I think Mellisa nails it here with the fact that people are looking for both a "deal" and that personal touch. If customers are going to "splurge" on a drink - they want to feel good about it.
Mellisa said:My coffee shop/cafe is in a very small (population 750) Midwest town. I'm seeing some changes here; not all are negative.
For coffees, more drip is being sold. I can't keep the airpots full. However, Lattes & caps are almost history. A few devotees remain.
More beans are being sold to the customer. Many more!
For meals, the heartier and simpler the better. They want a special. A special translates into one featured menu item which is about 25 cents off, but they sell like hot cakes, because they are "on sale".
Likewise, on my slowest day (Usually Mondays) I sell "a cup of Joe" (drip) for 25 cents with any meal (not a special that day). Man, they are flocking in.

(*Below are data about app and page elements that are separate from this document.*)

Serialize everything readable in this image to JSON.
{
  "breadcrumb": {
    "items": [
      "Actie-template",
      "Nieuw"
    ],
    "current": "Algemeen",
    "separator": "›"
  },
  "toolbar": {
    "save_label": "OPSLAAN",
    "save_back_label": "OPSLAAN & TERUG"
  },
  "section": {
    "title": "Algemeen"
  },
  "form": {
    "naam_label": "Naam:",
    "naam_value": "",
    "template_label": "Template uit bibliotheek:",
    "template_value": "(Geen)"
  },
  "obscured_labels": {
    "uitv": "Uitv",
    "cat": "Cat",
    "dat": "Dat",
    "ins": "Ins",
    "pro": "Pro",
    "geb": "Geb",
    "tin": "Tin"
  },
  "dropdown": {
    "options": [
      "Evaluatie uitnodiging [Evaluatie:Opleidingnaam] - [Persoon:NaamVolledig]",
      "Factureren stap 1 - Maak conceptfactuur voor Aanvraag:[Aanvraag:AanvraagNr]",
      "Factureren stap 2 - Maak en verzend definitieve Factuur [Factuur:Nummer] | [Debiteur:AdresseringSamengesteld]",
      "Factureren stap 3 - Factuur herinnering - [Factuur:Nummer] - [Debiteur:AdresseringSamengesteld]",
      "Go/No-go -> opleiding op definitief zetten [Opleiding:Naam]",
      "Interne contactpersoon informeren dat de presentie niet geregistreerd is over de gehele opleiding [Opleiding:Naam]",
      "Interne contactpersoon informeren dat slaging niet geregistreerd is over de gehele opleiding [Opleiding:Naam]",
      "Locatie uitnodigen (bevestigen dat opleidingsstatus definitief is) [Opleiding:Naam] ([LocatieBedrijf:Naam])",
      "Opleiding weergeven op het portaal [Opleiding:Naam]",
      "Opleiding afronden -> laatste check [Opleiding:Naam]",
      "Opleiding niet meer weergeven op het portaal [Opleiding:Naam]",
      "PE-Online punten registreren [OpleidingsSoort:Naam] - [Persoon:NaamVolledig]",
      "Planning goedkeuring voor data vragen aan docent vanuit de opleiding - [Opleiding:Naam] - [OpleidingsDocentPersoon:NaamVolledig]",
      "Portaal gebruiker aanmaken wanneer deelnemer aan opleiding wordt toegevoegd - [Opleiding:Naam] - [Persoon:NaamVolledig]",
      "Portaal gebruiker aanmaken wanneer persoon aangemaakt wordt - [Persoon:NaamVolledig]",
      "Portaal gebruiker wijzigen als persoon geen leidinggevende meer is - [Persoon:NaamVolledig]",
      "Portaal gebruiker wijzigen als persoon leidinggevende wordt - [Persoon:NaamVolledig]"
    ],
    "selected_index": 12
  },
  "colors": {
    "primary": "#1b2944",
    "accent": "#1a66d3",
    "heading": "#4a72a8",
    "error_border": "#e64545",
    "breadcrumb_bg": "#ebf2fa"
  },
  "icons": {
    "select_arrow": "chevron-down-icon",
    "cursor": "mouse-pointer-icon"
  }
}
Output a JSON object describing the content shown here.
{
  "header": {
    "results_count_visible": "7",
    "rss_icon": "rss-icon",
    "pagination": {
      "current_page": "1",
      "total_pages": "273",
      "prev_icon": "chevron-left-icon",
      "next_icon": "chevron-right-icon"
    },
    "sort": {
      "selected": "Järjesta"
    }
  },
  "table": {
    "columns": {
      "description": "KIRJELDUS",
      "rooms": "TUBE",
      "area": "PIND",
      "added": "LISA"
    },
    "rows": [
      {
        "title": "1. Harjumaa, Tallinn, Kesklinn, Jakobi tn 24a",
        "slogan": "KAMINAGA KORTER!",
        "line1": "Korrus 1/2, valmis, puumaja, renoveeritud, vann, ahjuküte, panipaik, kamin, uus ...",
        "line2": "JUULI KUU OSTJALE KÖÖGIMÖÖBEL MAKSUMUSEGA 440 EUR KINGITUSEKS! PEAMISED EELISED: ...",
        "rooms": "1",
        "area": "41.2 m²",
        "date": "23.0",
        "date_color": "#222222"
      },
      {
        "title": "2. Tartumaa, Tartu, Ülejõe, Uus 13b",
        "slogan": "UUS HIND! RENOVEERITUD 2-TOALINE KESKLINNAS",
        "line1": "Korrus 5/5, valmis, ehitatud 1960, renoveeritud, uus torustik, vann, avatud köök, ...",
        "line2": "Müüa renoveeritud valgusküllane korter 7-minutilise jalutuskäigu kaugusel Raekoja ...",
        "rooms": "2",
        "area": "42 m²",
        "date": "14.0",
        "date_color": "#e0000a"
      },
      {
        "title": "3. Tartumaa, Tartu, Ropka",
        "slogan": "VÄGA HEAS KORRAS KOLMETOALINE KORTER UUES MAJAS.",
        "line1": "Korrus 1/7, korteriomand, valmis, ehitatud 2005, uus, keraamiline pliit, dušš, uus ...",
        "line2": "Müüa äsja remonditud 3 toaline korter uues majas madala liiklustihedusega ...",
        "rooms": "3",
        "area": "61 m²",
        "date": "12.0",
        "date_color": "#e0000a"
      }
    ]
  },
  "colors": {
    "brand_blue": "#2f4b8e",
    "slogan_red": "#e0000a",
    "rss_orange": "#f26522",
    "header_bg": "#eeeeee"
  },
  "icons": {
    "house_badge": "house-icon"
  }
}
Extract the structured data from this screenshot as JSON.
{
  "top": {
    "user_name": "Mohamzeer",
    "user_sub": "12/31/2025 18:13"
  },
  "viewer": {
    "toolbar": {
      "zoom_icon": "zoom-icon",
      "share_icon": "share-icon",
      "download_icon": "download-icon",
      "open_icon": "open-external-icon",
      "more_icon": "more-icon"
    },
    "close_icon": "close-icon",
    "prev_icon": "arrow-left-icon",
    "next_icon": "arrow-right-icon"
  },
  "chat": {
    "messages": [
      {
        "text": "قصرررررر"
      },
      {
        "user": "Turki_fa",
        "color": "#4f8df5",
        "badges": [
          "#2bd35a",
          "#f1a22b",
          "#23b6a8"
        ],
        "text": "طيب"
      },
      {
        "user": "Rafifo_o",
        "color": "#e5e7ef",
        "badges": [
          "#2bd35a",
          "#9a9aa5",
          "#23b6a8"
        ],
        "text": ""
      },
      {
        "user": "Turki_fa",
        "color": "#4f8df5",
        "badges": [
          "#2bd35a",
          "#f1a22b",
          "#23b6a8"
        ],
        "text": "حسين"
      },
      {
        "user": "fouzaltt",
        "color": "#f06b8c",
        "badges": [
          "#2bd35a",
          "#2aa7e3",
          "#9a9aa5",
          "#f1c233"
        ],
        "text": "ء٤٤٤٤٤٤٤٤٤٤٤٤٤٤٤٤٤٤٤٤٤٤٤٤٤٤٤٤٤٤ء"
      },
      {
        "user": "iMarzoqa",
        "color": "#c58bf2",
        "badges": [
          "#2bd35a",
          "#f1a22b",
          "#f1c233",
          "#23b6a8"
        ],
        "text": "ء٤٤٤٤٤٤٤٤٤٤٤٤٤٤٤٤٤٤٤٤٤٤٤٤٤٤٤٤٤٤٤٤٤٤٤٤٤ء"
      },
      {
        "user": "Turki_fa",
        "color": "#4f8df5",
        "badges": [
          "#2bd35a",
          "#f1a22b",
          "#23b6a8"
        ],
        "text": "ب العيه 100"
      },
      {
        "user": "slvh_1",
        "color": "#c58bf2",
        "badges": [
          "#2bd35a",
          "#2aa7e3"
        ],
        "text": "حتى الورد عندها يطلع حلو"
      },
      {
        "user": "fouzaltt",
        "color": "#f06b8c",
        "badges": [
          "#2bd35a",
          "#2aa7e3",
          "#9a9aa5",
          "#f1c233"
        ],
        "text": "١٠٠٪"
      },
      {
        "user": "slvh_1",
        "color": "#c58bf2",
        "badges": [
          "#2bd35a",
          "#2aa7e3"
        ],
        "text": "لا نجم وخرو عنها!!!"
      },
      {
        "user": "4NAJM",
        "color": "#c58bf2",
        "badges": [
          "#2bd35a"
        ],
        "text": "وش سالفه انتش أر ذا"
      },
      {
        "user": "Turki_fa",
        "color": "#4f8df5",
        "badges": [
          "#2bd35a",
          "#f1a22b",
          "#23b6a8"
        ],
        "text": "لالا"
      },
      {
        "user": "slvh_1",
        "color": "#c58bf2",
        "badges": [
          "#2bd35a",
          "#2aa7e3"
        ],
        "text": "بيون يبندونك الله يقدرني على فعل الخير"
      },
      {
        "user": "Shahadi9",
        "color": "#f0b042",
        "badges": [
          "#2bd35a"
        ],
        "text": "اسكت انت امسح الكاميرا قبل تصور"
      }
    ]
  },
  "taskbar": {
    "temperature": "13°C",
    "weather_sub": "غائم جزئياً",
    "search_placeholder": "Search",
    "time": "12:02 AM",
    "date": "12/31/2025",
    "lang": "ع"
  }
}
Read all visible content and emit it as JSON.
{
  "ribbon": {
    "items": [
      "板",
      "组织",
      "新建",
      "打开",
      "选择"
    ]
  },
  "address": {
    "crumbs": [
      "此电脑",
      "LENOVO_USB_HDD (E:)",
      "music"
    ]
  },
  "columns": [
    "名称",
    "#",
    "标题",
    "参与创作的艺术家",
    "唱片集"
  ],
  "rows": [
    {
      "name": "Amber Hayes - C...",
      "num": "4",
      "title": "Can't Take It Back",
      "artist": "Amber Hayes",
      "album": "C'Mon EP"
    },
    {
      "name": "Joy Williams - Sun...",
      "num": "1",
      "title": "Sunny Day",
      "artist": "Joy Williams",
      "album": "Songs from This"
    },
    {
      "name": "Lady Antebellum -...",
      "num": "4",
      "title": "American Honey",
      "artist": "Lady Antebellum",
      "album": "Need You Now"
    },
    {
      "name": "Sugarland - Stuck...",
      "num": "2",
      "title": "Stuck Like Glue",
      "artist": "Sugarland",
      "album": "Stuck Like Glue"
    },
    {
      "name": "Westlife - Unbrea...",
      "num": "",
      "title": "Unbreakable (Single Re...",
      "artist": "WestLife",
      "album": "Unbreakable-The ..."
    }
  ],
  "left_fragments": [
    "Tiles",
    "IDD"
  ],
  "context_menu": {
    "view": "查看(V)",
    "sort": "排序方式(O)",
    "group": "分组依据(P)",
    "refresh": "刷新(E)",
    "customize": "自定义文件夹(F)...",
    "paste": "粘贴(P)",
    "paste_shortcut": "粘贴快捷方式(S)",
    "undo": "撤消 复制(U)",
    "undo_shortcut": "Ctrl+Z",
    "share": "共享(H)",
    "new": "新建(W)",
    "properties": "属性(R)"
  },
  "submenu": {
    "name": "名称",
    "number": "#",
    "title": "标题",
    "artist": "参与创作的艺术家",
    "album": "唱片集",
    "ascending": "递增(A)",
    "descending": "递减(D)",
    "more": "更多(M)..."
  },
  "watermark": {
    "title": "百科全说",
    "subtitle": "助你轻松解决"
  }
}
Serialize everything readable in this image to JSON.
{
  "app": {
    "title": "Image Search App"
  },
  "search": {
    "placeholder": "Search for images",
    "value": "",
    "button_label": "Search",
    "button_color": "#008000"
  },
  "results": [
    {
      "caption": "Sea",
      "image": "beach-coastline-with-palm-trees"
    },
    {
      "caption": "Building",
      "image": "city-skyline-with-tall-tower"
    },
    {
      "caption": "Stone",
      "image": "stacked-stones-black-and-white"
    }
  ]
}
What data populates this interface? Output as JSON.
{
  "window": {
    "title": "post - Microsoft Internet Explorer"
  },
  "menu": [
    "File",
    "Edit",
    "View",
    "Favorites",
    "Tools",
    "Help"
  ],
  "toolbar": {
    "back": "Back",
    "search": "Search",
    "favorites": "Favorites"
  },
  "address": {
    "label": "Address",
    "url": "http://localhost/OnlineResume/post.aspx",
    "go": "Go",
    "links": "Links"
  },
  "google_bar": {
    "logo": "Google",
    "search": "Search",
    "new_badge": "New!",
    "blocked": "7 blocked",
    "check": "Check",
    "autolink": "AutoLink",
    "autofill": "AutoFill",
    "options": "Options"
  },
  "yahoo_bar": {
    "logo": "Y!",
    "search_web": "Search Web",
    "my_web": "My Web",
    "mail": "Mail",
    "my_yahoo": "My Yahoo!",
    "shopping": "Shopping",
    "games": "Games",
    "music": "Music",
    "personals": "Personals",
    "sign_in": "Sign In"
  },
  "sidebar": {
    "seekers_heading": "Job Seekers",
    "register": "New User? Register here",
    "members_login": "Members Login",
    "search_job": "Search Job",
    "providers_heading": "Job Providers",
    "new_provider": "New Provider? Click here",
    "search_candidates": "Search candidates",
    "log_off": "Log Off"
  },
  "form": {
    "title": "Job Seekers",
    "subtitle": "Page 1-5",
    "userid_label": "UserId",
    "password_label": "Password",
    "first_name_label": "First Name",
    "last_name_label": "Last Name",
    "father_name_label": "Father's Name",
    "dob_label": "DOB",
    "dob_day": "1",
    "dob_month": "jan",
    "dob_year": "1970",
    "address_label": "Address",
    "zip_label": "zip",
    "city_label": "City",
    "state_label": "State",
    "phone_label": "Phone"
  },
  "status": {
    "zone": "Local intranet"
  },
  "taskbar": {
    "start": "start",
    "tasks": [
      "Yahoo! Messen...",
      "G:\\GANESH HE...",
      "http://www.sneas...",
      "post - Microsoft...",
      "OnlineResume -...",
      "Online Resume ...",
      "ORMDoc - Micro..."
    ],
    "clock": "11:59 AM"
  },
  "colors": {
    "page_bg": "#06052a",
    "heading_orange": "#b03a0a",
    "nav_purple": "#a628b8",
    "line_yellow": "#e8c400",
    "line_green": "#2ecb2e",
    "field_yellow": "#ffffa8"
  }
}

As long as you keep them coming in the door, even if you are selling less volume for less money per, then the habit is there and they still have a place to come to vent and express themselves about the state of things. That is SO important to my customers. They are miffed if I don't personally speak with them (if a crowd descends) and they love home baked pies and cookies. Its COMFORT.... and we get the distinct pleasure of dishing it out on a daily basis. A much better line of work than the accountant next door..... Comfort them and they will keep coming. Just my two cents (hey, can I get a discount?)
The crunch has just started to hit in Australia. Have noticed already that more people are bringing in their coffee from home and making it at work. Four or five months ago we were paying A$2.50 for a standard. Now you are luck if you can find a good cafe that sells the same size for A$3.20.
If I recall correctly, the sequence of those events was not quite accurate. Didn't starbx decide to close stores based on weak performance several months before all this credit stuff started happening?
This credit crunch, while clearly very real, is creating convenient cover for some already-about-to-close businesses to shift blame to the economy. "It wasn't that we were serving crappy coffee and growing willy-nilly, its that darn economy." Is this another good example of that?
In fairness ghuys, this is just not a US problem, its a global one. Bare bones I think the consumers of the world although eager to cut back they will inevitably cut back on exspensive ones, 3 course meals will decine, formal dining will decline, but i feel the cafes of the world can really make it through this downturn, if like the previous post we concentrate on quality, coffee and associated items, I know my food is getting better, so that I can attractr those cutting back on formal meals, they will still want to socialise and eat and drink with friends, so give them an option, I know from instore research I've done people would rather go for a coffee and a sandwich 5 times a week rather than a formal dinner once a week!!
There is a whole new market out there we just have to attract and sell the social aspect of the cafe!!